She learned about CDC Small Business Finance from the women’s center too. Her loan funded improvements to her space, in a shopping center with major anchor stores, and gave her seed money for equipment for salon services and inventory for Red Angel’s retail operation.


Sammi, Angelica’s first mentor, said that in just a few months the salon has surpassed her hopes for her friend.

“It’s better than I ever expected,” Sammi said, while seated in her former employee’s salon. “It’s blown me away how it’s turned out, how busy she is right out of the gate.”

Related: Women small business owners thrive using non-bank financing to grow

Success story

Angelica, on the right, still styles hair, even though she’s a salon owner now. She’s also an example of the largest growing group of entrepreneurs among women of color – Hispanics.

Angelica isn’t just a success in her own right. She’s also a prime example of a decade-long trend women of color surpassing all other demographics in establishing small businesses.

There are 2.8 million more small business firms owned by women of color now than in the years before the recession, according to a report on women-owned businesses by American Express. In the recovery period that followed, the number of Latina-owned firms rose by 137% the greatest overall increase among women of color.

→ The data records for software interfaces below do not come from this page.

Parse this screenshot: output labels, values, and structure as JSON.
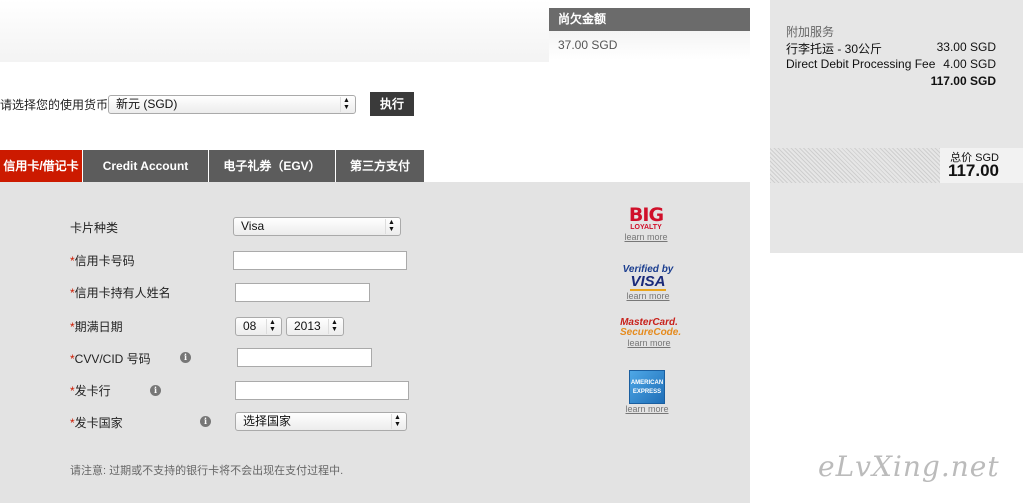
{
  "owed": {
    "label": "尚欠金额",
    "value": "37.00 SGD"
  },
  "currency": {
    "label": "请选择您的使用货币",
    "selected": "新元 (SGD)",
    "button": "执行"
  },
  "tabs": [
    {
      "label": "信用卡/借记卡",
      "active": true
    },
    {
      "label": "Credit Account",
      "active": false
    },
    {
      "label": "电子礼券（EGV）",
      "active": false
    },
    {
      "label": "第三方支付",
      "active": false
    }
  ],
  "form": {
    "card_type": {
      "label": "卡片种类",
      "value": "Visa"
    },
    "card_number": {
      "label": "信用卡号码",
      "value": ""
    },
    "holder_name": {
      "label": "信用卡持有人姓名",
      "value": ""
    },
    "expiry": {
      "label": "期满日期",
      "month": "08",
      "year": "2013"
    },
    "cvv": {
      "label": "CVV/CID 号码",
      "value": ""
    },
    "issuer": {
      "label": "发卡行",
      "value": ""
    },
    "country": {
      "label": "发卡国家",
      "value": "选择国家"
    },
    "required_mark": "*",
    "note": "请注意:  过期或不支持的银行卡将不会出现在支付过程中."
  },
  "badges": {
    "big": {
      "logo": "BIG",
      "sub": "LOYALTY",
      "learn": "learn more"
    },
    "vbv": {
      "top": "Verified by",
      "visa": "VISA",
      "learn": "learn more"
    },
    "mastercard": {
      "top": "MasterCard.",
      "bottom": "SecureCode.",
      "learn": "learn more"
    },
    "amex": {
      "text": "AMERICAN EXPRESS",
      "learn": "learn more"
    }
  },
  "sidebar": {
    "heading": "附加服务",
    "items": [
      {
        "name": "行李托运 - 30公斤",
        "amount": "33.00 SGD"
      },
      {
        "name": "Direct Debit Processing Fee",
        "amount": "4.00 SGD"
      }
    ],
    "subtotal": "117.00 SGD",
    "total_label": "总价  SGD",
    "total_value": "117.00"
  },
  "watermark": "eLvXing.net",
  "colors": {
    "accent_red": "#cc1a00",
    "tab_gray": "#5c5c5c",
    "panel_gray": "#e3e3e3"
  }
}
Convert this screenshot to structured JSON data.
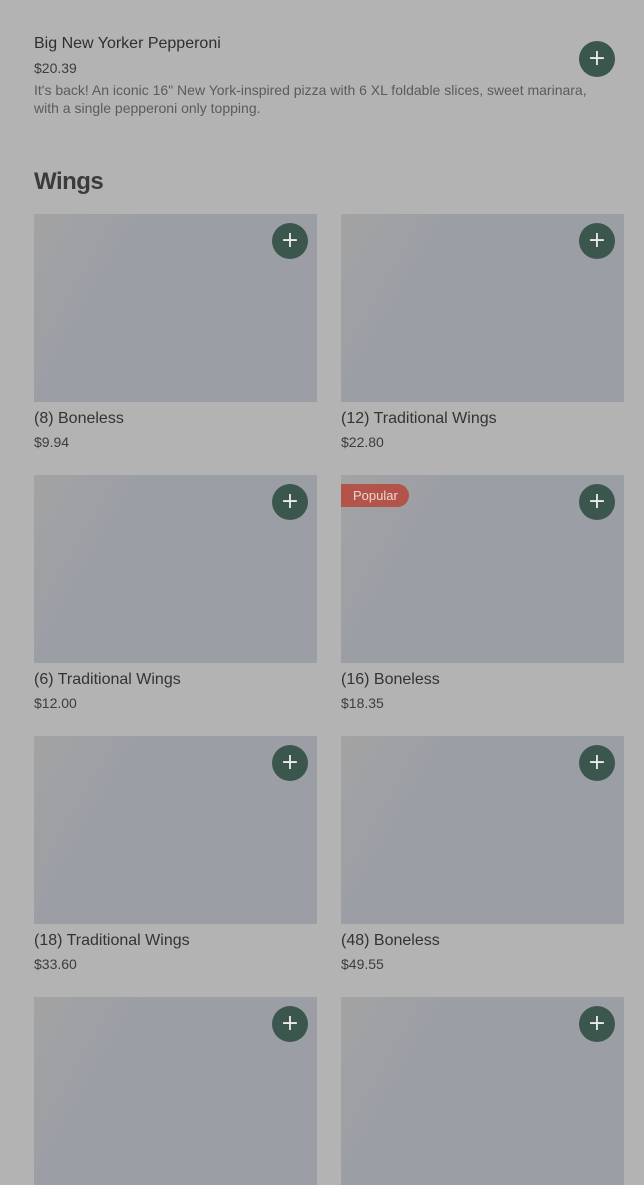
{
  "featured": {
    "title": "Big New Yorker Pepperoni",
    "price": "$20.39",
    "description": "It's back! An iconic 16\" New York-inspired pizza with 6 XL foldable slices, sweet marinara, with a single pepperoni only topping.",
    "add_icon": "plus-icon"
  },
  "section": {
    "title": "Wings"
  },
  "items": [
    {
      "name": "(8) Boneless",
      "price": "$9.94",
      "badge": ""
    },
    {
      "name": "(12) Traditional Wings",
      "price": "$22.80",
      "badge": ""
    },
    {
      "name": "(6) Traditional Wings",
      "price": "$12.00",
      "badge": ""
    },
    {
      "name": "(16) Boneless",
      "price": "$18.35",
      "badge": "Popular"
    },
    {
      "name": "(18) Traditional Wings",
      "price": "$33.60",
      "badge": ""
    },
    {
      "name": "(48) Boneless",
      "price": "$49.55",
      "badge": ""
    },
    {
      "name": "",
      "price": "",
      "badge": ""
    },
    {
      "name": "",
      "price": "",
      "badge": ""
    }
  ],
  "colors": {
    "overlay": "#b3b3b3",
    "add_button": "#3b574d",
    "badge": "#b3544a"
  },
  "add_glyph": "+"
}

Latinos, though, also face challenges when they need funding to make their small business dream a success. While 11% of business owners receive loans through commercial banks, just over half that number do when it comes to Latino businesses.

That’s where CDC Small Business Finance comes in. As a mission-based lender, we offer access to responsible, low-cost loans for small business owners who might not be able to obtain them through traditional banks.

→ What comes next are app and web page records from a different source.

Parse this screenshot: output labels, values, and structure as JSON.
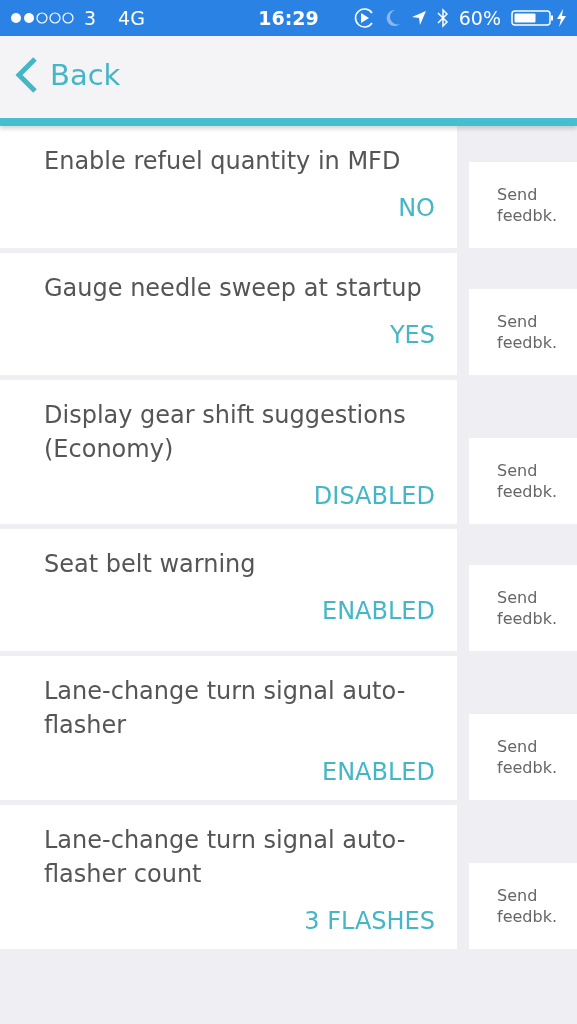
{
  "status_bar": {
    "carrier": "3",
    "network": "4G",
    "time": "16:29",
    "battery": "60%"
  },
  "nav": {
    "back": "Back"
  },
  "settings": [
    {
      "title": "Enable refuel quantity in MFD",
      "value": "NO",
      "feedback": "Send feedbk."
    },
    {
      "title": "Gauge needle sweep at startup",
      "value": "YES",
      "feedback": "Send feedbk."
    },
    {
      "title": "Display gear shift suggestions (Economy)",
      "value": "DISABLED",
      "feedback": "Send feedbk."
    },
    {
      "title": "Seat belt warning",
      "value": "ENABLED",
      "feedback": "Send feedbk."
    },
    {
      "title": "Lane-change turn signal auto-flasher",
      "value": "ENABLED",
      "feedback": "Send feedbk."
    },
    {
      "title": "Lane-change turn signal auto-flasher count",
      "value": "3 FLASHES",
      "feedback": "Send feedbk."
    }
  ]
}
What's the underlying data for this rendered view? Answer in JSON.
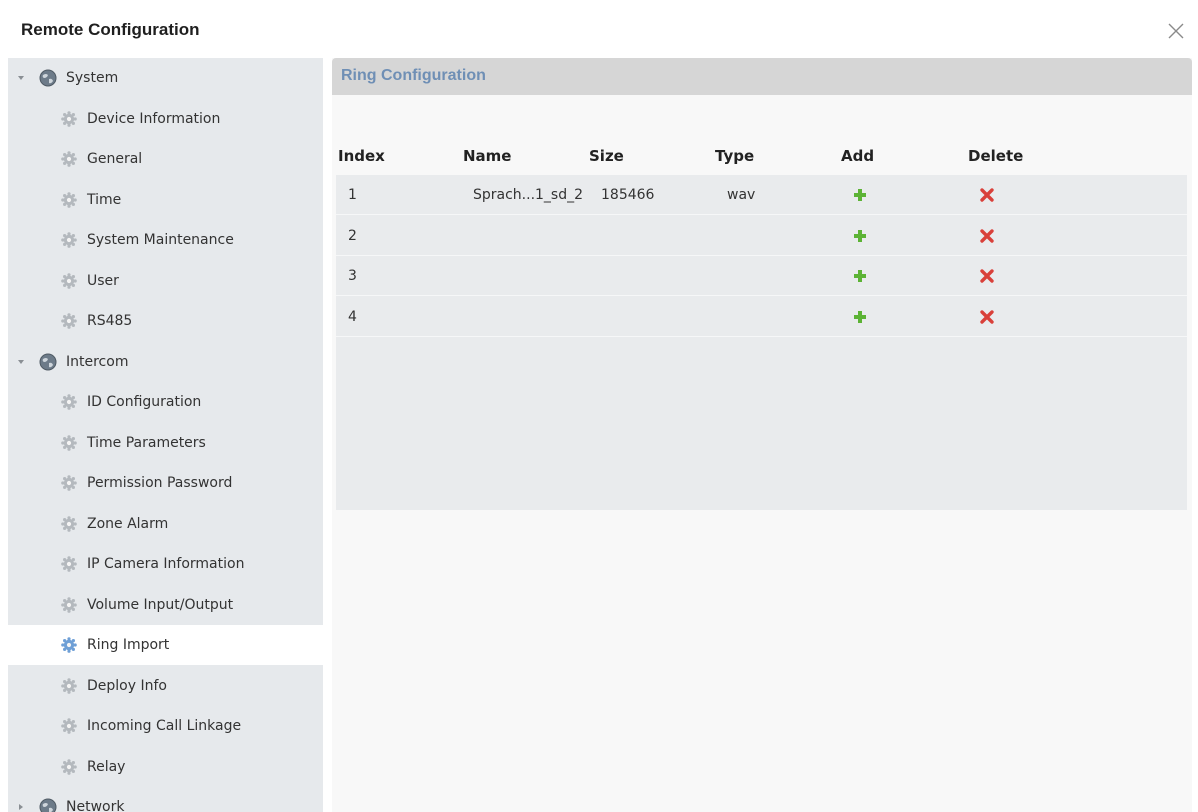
{
  "window": {
    "title": "Remote Configuration",
    "close_icon": "close-icon"
  },
  "sidebar": {
    "items": [
      {
        "label": "System",
        "level": 0,
        "expanded": true,
        "icon": "globe-icon"
      },
      {
        "label": "Device Information",
        "level": 1,
        "icon": "gear-icon"
      },
      {
        "label": "General",
        "level": 1,
        "icon": "gear-icon"
      },
      {
        "label": "Time",
        "level": 1,
        "icon": "gear-icon"
      },
      {
        "label": "System Maintenance",
        "level": 1,
        "icon": "gear-icon"
      },
      {
        "label": "User",
        "level": 1,
        "icon": "gear-icon"
      },
      {
        "label": "RS485",
        "level": 1,
        "icon": "gear-icon"
      },
      {
        "label": "Intercom",
        "level": 0,
        "expanded": true,
        "icon": "globe-icon"
      },
      {
        "label": "ID Configuration",
        "level": 1,
        "icon": "gear-icon"
      },
      {
        "label": "Time Parameters",
        "level": 1,
        "icon": "gear-icon"
      },
      {
        "label": "Permission Password",
        "level": 1,
        "icon": "gear-icon"
      },
      {
        "label": "Zone Alarm",
        "level": 1,
        "icon": "gear-icon"
      },
      {
        "label": "IP Camera Information",
        "level": 1,
        "icon": "gear-icon"
      },
      {
        "label": "Volume Input/Output",
        "level": 1,
        "icon": "gear-icon"
      },
      {
        "label": "Ring Import",
        "level": 1,
        "selected": true,
        "icon": "gear-icon"
      },
      {
        "label": "Deploy Info",
        "level": 1,
        "icon": "gear-icon"
      },
      {
        "label": "Incoming Call Linkage",
        "level": 1,
        "icon": "gear-icon"
      },
      {
        "label": "Relay",
        "level": 1,
        "icon": "gear-icon"
      },
      {
        "label": "Network",
        "level": 0,
        "expanded": false,
        "icon": "globe-icon"
      }
    ]
  },
  "panel": {
    "title": "Ring Configuration",
    "columns": [
      "Index",
      "Name",
      "Size",
      "Type",
      "Add",
      "Delete"
    ],
    "rows": [
      {
        "index": "1",
        "name": "Sprach...1_sd_2",
        "size": "185466",
        "type": "wav"
      },
      {
        "index": "2",
        "name": "",
        "size": "",
        "type": ""
      },
      {
        "index": "3",
        "name": "",
        "size": "",
        "type": ""
      },
      {
        "index": "4",
        "name": "",
        "size": "",
        "type": ""
      }
    ]
  },
  "colors": {
    "header_text": "#6f8fb5",
    "add_green": "#5cb335",
    "delete_red": "#d9403a",
    "selected_bg": "#ffffff",
    "sidebar_bg": "#e6e9ec"
  }
}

“I don’t feel like it was a hard thing for me,” Angelica said of working on her loan. “CDC was a very good company. They actually specifically tell you what to expect from them.”

Since she received such great mentoring, Angelica aspires to be one herself. Whether it’s finding the right loan, or any other challenges that might present themselves, she suggests one thing if aspiring entrepreneurs are to achieve success – “not to give up.”

“There’s always the right timing,” she said. “I tried to do this five years ago and for some reason it didn’t work out. And I’m glad it didn’t. Otherwise, I probably would have gave up, because I wasn’t educated then. And now I think I am a little bit more.”

Thinking about starting, expanding or buying a small business? Like Angelica, you can talk to one of our loan experts who can explain all your options in minutes and find a financing match for you and your business. Let’s talk! Reach us at or (619) 243-8667. You can also apply online.

In case you missed it:

Latino entrepreneurs could contribute $1.47 trillion to the U.S. economy 

Latinas leading in female business ownership

3 high-impact ways we’re empowering Hispanic small business owners 

Top tips on finding a mentor for your small business

How to take women-owned businesses to the next level